(Task statement): Nothing but a number should be returned: the count of lines in the records that contain "icon".

(Source information):
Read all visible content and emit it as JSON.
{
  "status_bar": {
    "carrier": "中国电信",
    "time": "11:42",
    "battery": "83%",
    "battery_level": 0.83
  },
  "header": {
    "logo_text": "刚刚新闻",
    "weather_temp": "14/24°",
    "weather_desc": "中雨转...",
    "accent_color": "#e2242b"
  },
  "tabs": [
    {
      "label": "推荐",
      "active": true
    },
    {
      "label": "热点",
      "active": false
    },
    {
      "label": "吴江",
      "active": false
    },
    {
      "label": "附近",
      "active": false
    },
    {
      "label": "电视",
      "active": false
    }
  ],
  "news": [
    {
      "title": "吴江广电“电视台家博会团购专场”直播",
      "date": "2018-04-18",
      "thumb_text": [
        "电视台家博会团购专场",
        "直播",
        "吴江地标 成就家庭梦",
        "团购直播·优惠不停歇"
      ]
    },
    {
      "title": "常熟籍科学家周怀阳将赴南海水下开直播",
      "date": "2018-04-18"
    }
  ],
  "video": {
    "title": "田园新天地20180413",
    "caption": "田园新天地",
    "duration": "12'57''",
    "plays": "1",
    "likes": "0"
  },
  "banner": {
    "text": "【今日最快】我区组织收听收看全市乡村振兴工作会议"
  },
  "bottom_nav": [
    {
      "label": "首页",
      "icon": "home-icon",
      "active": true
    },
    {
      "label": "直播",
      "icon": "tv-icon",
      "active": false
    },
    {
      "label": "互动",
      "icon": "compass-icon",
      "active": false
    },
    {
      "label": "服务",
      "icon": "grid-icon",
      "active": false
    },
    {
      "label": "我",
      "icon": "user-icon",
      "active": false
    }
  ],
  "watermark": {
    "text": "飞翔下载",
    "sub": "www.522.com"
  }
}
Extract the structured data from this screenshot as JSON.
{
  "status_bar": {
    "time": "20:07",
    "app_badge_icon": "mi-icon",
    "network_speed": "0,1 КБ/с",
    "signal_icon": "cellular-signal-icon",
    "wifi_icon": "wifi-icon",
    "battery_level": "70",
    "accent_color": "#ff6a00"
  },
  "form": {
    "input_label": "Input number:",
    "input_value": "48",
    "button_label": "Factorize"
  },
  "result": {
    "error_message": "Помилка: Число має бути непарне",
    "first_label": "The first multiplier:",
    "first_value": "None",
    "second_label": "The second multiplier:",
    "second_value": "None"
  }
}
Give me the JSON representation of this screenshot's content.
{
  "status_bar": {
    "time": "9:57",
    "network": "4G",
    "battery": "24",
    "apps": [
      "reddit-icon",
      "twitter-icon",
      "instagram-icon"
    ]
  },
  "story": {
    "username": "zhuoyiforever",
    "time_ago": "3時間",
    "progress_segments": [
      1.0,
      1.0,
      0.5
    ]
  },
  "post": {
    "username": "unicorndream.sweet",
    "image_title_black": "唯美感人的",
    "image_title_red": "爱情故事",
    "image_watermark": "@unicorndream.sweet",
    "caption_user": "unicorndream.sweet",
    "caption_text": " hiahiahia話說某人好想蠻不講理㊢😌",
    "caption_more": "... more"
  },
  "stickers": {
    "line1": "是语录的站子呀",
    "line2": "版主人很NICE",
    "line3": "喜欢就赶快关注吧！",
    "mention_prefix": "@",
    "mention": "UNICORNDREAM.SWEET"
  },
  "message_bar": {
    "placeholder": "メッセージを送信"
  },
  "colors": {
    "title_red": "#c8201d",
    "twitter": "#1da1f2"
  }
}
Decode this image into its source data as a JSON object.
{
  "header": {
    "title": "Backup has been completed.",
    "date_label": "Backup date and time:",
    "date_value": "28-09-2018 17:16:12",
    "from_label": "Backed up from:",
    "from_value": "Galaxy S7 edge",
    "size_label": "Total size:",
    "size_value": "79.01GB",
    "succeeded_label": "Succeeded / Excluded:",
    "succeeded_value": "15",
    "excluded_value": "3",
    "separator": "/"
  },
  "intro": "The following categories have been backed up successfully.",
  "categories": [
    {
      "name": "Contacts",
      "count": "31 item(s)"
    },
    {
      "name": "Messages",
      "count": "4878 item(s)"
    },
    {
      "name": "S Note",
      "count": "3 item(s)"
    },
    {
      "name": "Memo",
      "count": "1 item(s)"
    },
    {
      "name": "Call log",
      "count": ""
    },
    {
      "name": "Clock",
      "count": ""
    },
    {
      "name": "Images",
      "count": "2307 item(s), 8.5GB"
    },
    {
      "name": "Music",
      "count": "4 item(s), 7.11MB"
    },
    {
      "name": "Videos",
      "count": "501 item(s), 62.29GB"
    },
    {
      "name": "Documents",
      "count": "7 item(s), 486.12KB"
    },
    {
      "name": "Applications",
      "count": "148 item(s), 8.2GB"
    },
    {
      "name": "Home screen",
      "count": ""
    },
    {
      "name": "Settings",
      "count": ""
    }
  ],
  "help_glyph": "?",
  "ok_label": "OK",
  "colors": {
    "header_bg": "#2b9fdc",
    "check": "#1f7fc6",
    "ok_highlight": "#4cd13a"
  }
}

(Answer to the exercise): 11